Marco Tabilio’s dreamy depiction of Marco Polo recording his famous narrative Il Milione, also referred to as The Travels of Marco Polo and The Book of the Marvels of the World, begins with Marco Polo relating his many adventures to fellow prisoner Rustichello while imprisoned in Genoa after the defeat of his fleet. Tabilio’s drawings transport the reader into this absorbing tale of world geography, politics, and the international trading culture of the 13th century. But Marco Polo: Dangers and Visions is not a straightforward travelogue; instead, it is a speculative and occasionally anachronistic illustration of a man and his coming-of-age.
Dangers and Visions doesn’t deviate from or challenge Marco Polo’s historical memoirs. He begins with Polo’s youth, during which he reunites with both his long-absent father and his uncle and joins their expedition to the court of Kublai Khan, and ends with his return to Venice and subsequent capture during a disastrous sea battle against the neighboring republic of Genoa. Marco is curious and tolerant, talented with languages, and favored by powerful rulers. Even so, it’s hard to take Marco at his word: it’s clear from the events depicted that he withholds elements of his story from Rustichello, and Il Milione has a historical reputation as a creative story, not a factual one.

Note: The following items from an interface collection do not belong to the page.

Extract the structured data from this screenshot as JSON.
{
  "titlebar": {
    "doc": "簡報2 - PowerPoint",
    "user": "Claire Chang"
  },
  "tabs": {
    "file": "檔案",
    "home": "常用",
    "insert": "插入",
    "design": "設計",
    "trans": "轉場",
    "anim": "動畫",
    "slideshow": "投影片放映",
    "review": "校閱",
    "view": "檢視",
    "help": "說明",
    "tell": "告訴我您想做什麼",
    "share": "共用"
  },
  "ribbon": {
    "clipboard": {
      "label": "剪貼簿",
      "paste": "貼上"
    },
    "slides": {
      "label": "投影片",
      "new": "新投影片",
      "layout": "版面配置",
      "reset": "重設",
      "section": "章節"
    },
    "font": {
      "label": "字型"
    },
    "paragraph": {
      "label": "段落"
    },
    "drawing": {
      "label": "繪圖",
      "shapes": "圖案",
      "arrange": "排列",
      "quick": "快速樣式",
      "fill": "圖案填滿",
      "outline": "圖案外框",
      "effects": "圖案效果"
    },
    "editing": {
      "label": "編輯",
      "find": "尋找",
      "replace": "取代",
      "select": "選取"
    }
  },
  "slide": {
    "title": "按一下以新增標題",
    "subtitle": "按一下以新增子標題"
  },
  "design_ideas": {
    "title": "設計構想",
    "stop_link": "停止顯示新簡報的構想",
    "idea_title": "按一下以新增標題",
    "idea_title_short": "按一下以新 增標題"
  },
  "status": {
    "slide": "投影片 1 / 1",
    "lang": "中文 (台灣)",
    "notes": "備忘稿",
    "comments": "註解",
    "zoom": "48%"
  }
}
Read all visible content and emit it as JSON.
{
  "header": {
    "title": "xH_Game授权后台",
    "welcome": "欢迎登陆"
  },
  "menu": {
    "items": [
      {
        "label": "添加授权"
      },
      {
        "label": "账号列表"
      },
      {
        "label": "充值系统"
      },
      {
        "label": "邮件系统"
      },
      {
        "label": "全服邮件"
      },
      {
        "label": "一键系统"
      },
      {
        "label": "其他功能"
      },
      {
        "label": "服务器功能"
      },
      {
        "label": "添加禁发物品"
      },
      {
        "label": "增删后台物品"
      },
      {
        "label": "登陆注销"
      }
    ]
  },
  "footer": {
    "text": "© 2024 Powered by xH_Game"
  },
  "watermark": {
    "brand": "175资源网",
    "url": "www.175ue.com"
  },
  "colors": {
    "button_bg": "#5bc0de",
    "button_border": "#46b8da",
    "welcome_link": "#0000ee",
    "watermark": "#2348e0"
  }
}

The art is the supporting framework of the story. Many of Marco’s recollections are studded with dreams, nightmares, and bouts of illness, including a memorable episode where, in a transition from youth to adulthood, the skin of his face crumples and sloughs off, revealing an older version of himself. While dense with text in some pages, other sections of Marco’s memories are soundless and nearly blank. Each new destination on Marco’s journey is treated to a stunning and detailed map. These maps are reminiscent of illuminated manuscripts and copperplate engravings from Polo’s era (1254-1324). Monsters twine themselves through oceans and around the borders of the known world, a political map of the Holy Land depicts men at war, and the body of Genghis Khan demarks an almost anatomical division of his kingdom.
The more regimented panel art is also full of content, surprisingly so when you realize how much Tabilio makes use of negative space. Perhaps to offset these details, Marco and other human characters are gestural figures with wide, empty eyes, and unadorned clothing. Tabilio is capable of human depiction—Marco is recognizable no matter what the scale is—but for the most part, people are background noise. The result is a captivating story that requires re-reading to absorb its many layers.
Rustichello remarks that Marco’s tale “makes for a coming-of-age story.” It is, and it’s also a mid-life crisis. Marco is in his mid-40s at the time of this prison-imposed storytelling, and his thirst for travel and more youthful ambition have been quashed by a melancholy love affair, his father’s death, and his catastrophic losses at sea. During his year-long imprisonment, Dangers and Visions implies that Marco is on his last legs (“I can’t die before I finish,” he says, whereupon Rustichello begs the prison doctor to save his protagonist). Never mind that the historical Marco Polo lived another 25 years after his release; it was by all accounts a quiet life. For Tabilio’s Marco, that might have seemed like dying after all.
Graphic Universe recommends this title for readers in high school, though it’s appropriate for a younger audience, if that audience really enjoys fine print. The content is on par with Hergé’s Tintin.
Marco Polo: Dangers and Visions
by Marco Tabilio
Graphic Universe, 2017